Using the data below, determine the number of lines that include the string "background". Write only that number.

___ Exercise inputs

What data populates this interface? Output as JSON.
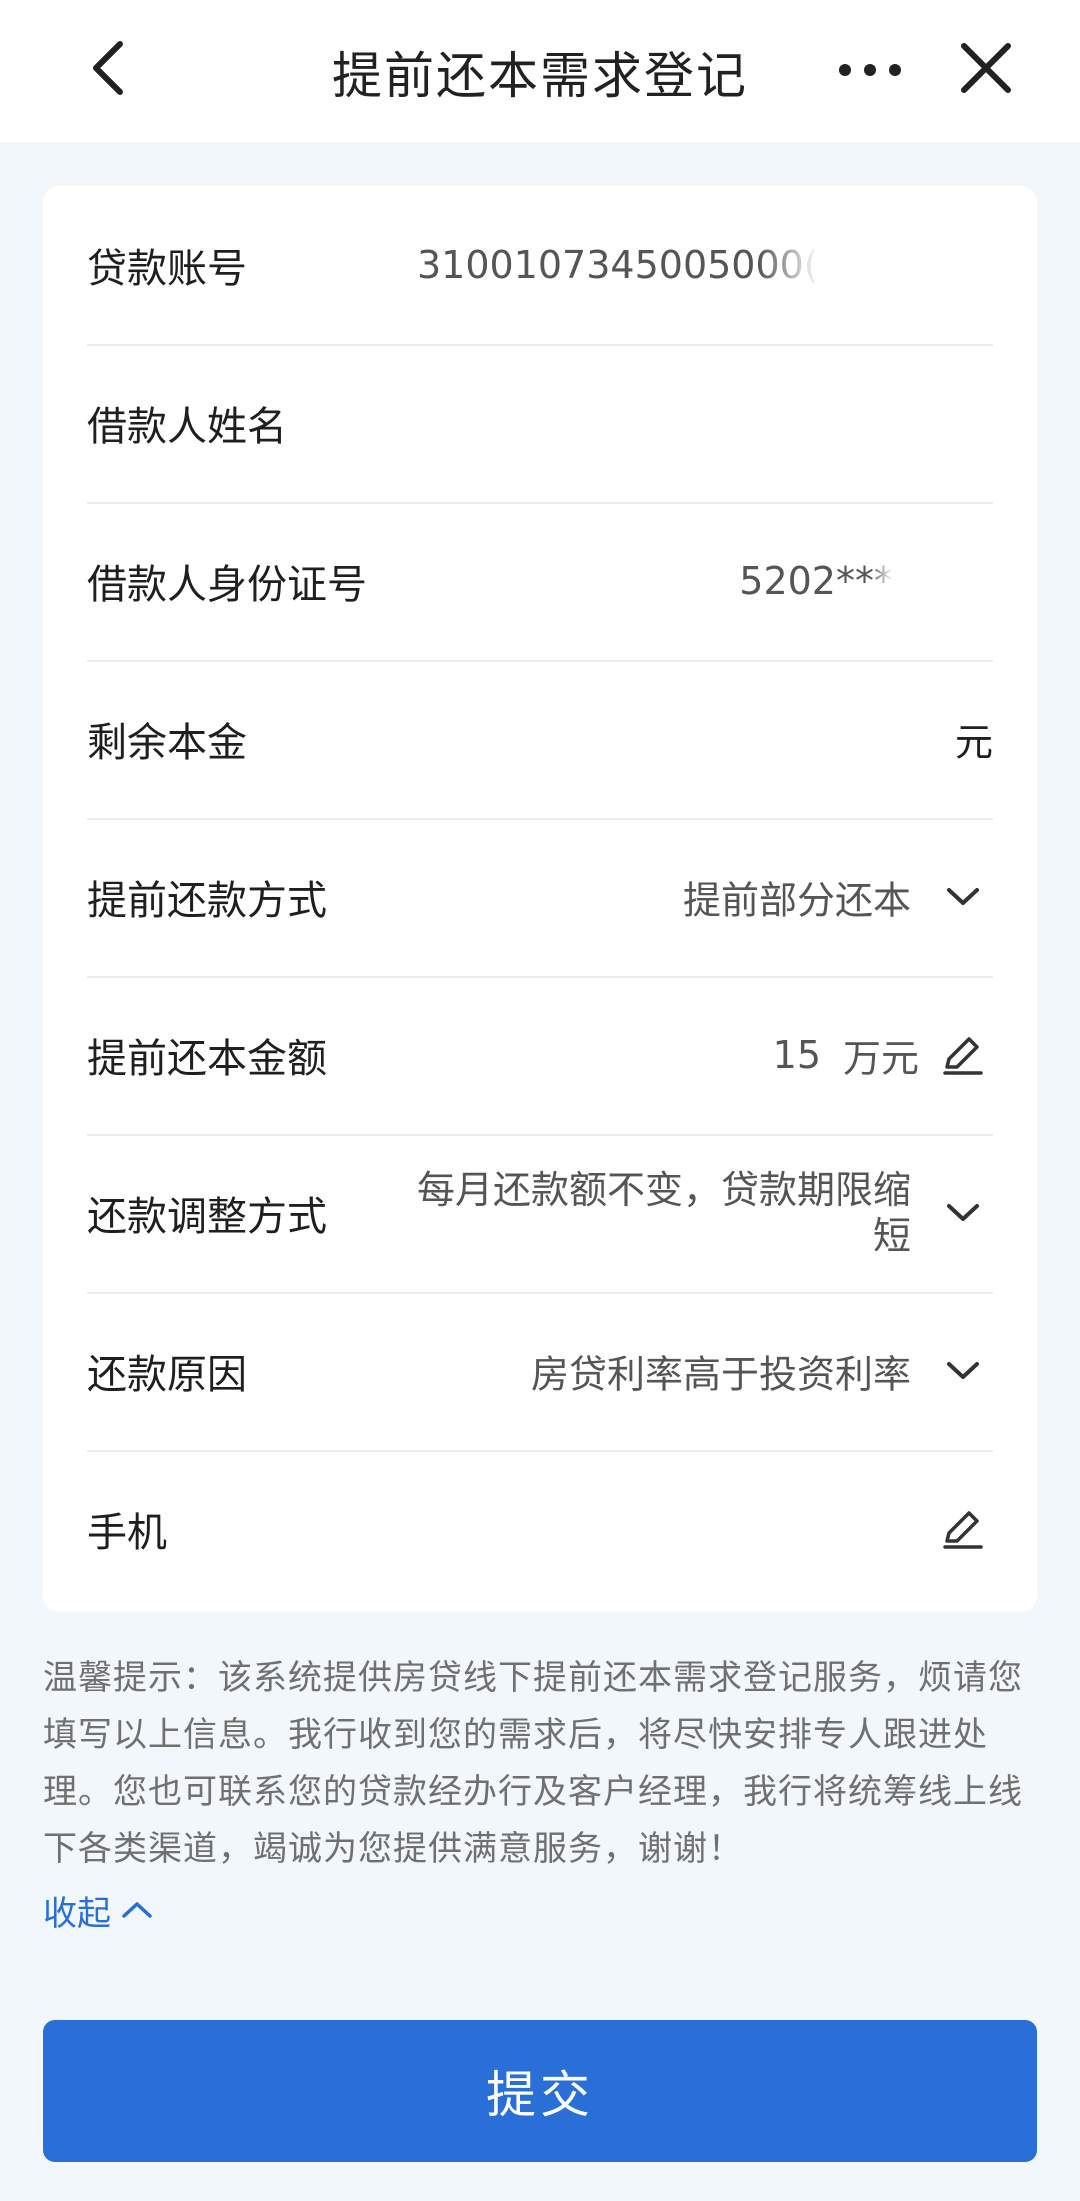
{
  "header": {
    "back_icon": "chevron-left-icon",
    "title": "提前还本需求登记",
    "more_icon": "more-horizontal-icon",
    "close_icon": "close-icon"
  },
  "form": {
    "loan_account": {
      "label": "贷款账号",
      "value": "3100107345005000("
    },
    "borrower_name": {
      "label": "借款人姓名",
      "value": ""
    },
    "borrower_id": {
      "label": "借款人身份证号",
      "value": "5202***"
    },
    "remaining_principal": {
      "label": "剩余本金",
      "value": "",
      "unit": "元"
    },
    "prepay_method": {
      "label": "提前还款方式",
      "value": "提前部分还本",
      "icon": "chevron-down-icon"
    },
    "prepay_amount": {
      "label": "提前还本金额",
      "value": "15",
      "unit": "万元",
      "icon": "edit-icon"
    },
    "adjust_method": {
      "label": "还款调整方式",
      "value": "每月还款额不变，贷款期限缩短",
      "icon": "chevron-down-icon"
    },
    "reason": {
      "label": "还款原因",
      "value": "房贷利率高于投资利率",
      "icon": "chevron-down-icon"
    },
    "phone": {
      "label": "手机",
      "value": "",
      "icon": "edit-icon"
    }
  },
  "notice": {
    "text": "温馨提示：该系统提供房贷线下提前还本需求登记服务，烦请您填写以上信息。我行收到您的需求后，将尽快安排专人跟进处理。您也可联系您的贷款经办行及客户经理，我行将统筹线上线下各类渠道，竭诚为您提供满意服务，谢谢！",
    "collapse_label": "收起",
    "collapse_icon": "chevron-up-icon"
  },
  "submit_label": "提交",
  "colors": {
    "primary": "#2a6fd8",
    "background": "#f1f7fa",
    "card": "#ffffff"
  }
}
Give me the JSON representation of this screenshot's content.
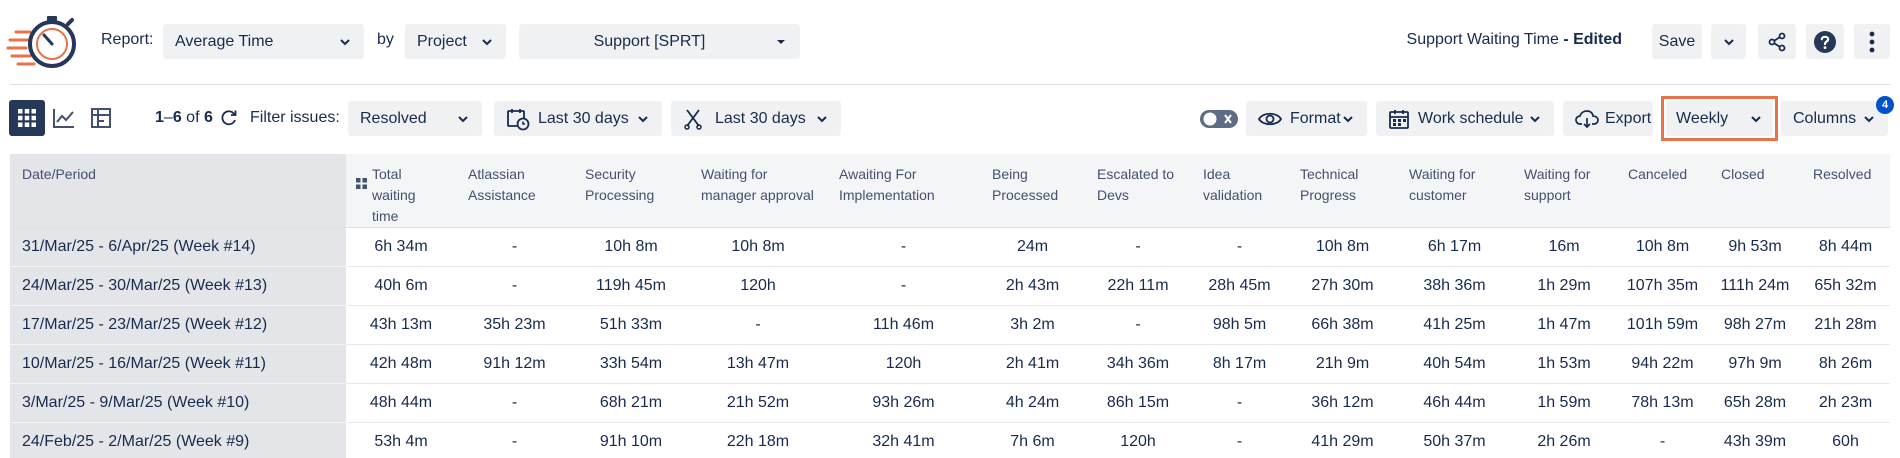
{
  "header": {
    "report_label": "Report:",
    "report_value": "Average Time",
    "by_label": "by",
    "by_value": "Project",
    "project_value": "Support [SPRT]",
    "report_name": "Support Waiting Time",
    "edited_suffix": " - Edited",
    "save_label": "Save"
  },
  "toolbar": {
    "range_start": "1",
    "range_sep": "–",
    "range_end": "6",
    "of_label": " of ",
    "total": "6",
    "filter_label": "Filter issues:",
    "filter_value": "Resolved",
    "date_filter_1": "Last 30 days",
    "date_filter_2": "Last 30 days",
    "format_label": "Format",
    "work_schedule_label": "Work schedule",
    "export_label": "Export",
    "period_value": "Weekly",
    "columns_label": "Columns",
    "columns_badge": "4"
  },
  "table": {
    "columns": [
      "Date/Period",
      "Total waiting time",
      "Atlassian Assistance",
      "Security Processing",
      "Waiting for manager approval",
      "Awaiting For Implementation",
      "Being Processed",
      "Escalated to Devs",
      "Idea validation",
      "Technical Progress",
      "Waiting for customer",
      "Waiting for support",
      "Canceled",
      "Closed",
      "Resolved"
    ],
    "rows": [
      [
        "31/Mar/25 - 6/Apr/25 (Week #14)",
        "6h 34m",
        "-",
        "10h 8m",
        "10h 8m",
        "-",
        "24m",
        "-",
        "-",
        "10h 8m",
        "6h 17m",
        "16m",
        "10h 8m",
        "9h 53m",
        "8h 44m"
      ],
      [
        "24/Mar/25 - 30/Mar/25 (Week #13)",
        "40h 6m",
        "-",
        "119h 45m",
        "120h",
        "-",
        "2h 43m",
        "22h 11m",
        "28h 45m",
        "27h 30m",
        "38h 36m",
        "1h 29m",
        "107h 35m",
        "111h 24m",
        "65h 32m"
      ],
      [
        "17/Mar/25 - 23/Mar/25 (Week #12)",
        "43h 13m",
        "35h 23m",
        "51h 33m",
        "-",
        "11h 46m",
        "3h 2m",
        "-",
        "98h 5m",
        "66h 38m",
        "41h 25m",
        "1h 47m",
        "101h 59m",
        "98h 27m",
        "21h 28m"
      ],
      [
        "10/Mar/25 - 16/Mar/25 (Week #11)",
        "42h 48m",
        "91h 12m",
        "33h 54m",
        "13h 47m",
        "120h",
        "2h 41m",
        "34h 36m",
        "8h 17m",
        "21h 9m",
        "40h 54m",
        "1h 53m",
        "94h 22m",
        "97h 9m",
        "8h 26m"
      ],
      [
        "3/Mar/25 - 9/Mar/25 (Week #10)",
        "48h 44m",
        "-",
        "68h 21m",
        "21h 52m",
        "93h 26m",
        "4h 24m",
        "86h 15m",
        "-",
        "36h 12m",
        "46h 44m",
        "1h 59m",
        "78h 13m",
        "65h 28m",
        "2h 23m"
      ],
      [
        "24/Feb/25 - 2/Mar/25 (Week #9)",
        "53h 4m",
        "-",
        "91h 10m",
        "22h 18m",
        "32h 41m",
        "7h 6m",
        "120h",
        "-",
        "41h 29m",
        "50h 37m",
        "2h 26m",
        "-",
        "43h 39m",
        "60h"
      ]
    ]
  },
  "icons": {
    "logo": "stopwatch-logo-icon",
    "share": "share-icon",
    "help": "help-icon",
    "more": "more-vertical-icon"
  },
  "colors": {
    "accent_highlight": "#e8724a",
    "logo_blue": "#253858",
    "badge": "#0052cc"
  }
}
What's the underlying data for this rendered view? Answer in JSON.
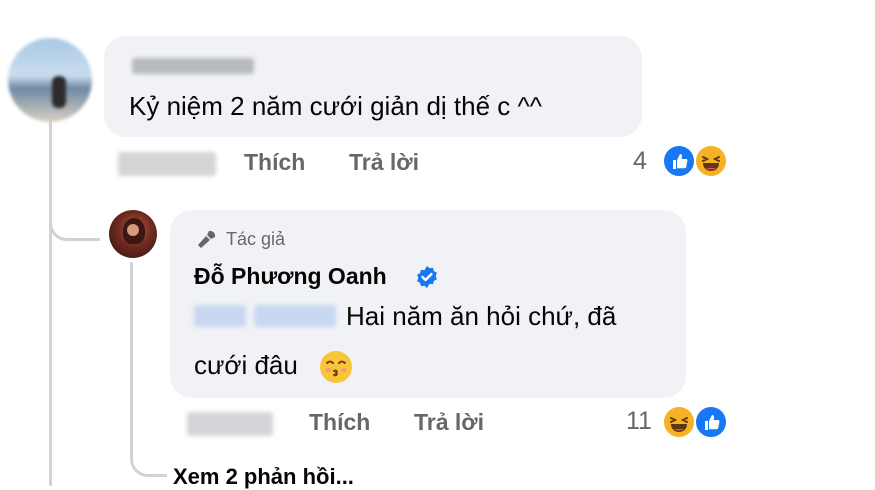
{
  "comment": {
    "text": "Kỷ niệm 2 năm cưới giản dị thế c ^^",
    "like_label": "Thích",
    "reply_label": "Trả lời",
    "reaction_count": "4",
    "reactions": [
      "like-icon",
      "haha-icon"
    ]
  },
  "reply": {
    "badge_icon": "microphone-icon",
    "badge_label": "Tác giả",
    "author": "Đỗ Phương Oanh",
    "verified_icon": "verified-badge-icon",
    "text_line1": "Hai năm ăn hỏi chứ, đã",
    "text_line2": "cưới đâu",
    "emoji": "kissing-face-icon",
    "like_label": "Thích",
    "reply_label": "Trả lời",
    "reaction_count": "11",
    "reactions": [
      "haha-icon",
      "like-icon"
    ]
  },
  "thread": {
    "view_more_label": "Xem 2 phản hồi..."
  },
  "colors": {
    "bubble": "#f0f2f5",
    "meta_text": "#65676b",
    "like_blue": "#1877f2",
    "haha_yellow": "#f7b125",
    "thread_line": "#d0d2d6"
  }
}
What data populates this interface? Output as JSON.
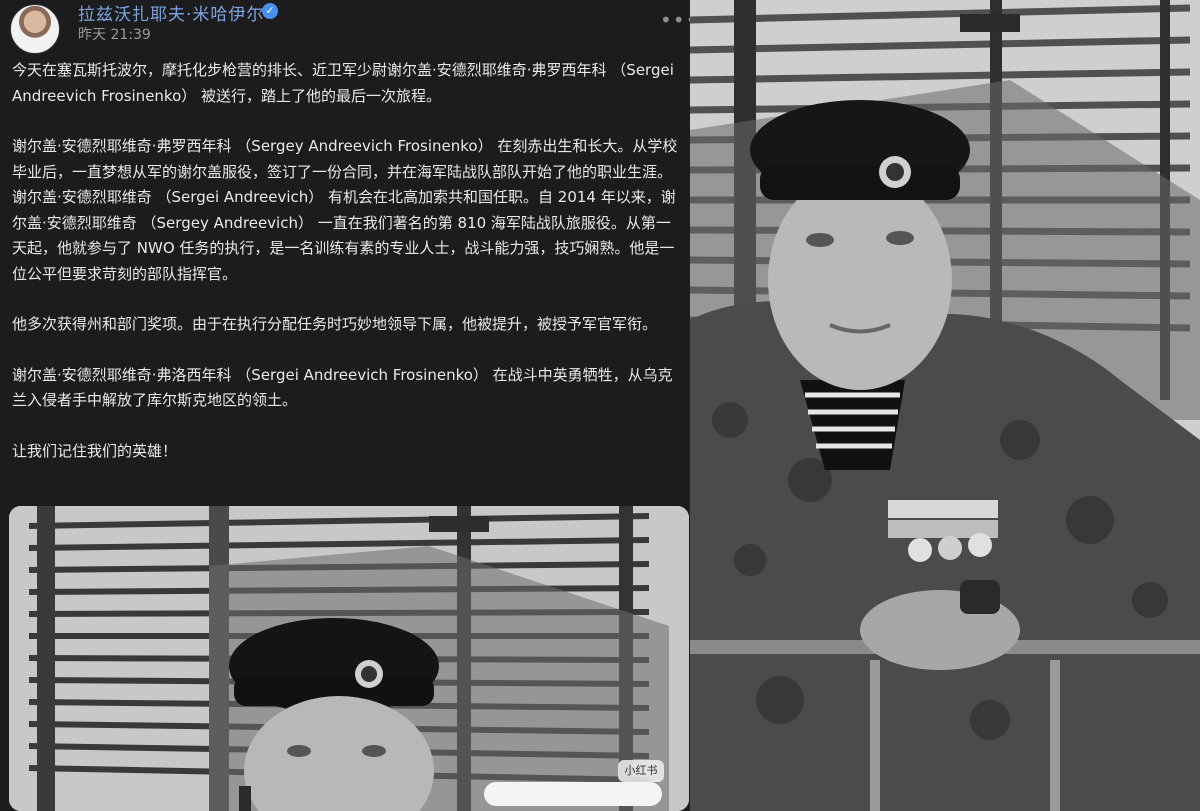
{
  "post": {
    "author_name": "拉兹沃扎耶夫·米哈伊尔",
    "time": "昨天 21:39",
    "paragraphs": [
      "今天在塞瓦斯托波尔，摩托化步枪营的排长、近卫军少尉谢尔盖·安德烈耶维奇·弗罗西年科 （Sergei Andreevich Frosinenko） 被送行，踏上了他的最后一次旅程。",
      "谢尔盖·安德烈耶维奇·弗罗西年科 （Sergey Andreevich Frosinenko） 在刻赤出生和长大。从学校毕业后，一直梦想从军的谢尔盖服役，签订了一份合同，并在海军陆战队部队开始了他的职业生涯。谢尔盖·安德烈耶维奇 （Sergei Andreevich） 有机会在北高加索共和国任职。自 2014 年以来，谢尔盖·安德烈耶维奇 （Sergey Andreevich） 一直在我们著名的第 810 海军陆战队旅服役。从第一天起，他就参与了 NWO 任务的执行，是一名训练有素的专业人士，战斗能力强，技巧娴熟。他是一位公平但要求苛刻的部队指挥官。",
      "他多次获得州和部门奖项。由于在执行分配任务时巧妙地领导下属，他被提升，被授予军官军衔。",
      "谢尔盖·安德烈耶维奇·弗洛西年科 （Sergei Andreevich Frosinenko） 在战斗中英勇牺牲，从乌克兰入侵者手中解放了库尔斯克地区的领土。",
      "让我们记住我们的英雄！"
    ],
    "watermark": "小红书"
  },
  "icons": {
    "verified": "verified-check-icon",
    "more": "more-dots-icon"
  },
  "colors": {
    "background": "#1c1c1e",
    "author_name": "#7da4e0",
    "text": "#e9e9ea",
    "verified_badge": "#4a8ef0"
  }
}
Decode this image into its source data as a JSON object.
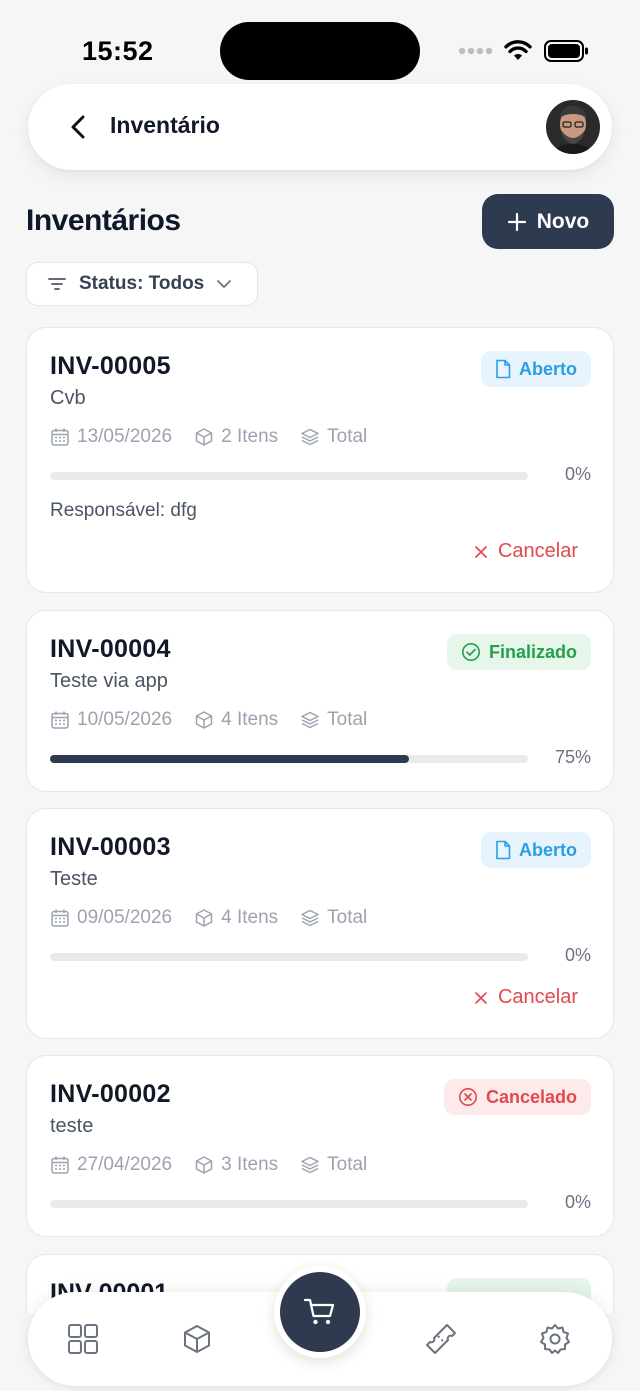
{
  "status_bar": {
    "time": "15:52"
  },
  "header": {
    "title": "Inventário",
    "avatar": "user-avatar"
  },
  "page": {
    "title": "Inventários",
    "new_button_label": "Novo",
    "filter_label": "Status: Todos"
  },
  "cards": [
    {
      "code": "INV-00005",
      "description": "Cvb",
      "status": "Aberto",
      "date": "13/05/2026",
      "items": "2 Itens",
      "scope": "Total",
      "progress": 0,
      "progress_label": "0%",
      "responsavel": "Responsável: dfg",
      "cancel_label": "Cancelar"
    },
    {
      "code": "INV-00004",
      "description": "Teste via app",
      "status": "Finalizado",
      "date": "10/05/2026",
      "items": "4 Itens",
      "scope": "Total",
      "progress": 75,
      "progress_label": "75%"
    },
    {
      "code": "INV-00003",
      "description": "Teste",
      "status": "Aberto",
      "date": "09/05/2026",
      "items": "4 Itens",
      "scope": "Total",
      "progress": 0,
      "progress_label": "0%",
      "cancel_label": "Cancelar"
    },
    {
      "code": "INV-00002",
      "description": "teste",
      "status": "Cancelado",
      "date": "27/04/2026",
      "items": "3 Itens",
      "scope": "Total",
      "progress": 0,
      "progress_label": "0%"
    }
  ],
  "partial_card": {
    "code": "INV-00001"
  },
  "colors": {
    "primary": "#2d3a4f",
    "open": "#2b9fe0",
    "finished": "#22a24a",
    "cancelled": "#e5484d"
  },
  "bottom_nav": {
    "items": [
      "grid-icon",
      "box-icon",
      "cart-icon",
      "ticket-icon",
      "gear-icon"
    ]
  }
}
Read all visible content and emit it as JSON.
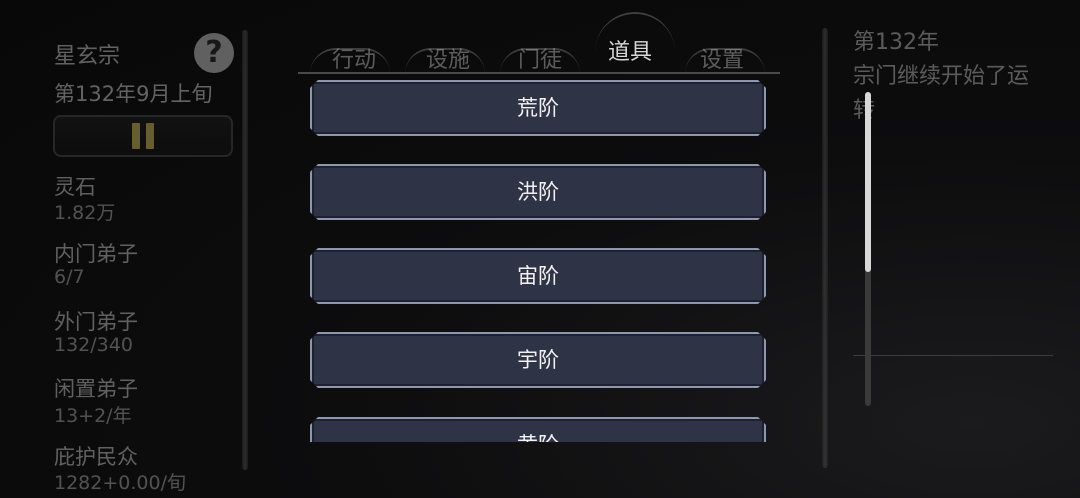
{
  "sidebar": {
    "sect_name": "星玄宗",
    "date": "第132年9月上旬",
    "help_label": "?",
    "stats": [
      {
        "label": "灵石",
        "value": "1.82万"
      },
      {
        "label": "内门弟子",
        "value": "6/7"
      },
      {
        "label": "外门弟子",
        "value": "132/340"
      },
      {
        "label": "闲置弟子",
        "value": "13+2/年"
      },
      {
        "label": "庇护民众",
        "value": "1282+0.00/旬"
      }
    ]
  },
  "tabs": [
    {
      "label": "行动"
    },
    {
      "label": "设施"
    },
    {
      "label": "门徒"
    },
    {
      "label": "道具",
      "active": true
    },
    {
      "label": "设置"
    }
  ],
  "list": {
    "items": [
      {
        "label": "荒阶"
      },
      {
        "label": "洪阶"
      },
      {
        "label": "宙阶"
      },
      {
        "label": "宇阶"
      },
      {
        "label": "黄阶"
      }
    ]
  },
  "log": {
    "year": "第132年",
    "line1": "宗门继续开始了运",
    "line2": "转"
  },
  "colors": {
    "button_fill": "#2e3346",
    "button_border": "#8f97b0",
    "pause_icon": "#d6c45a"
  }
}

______

Answer to the exercise
2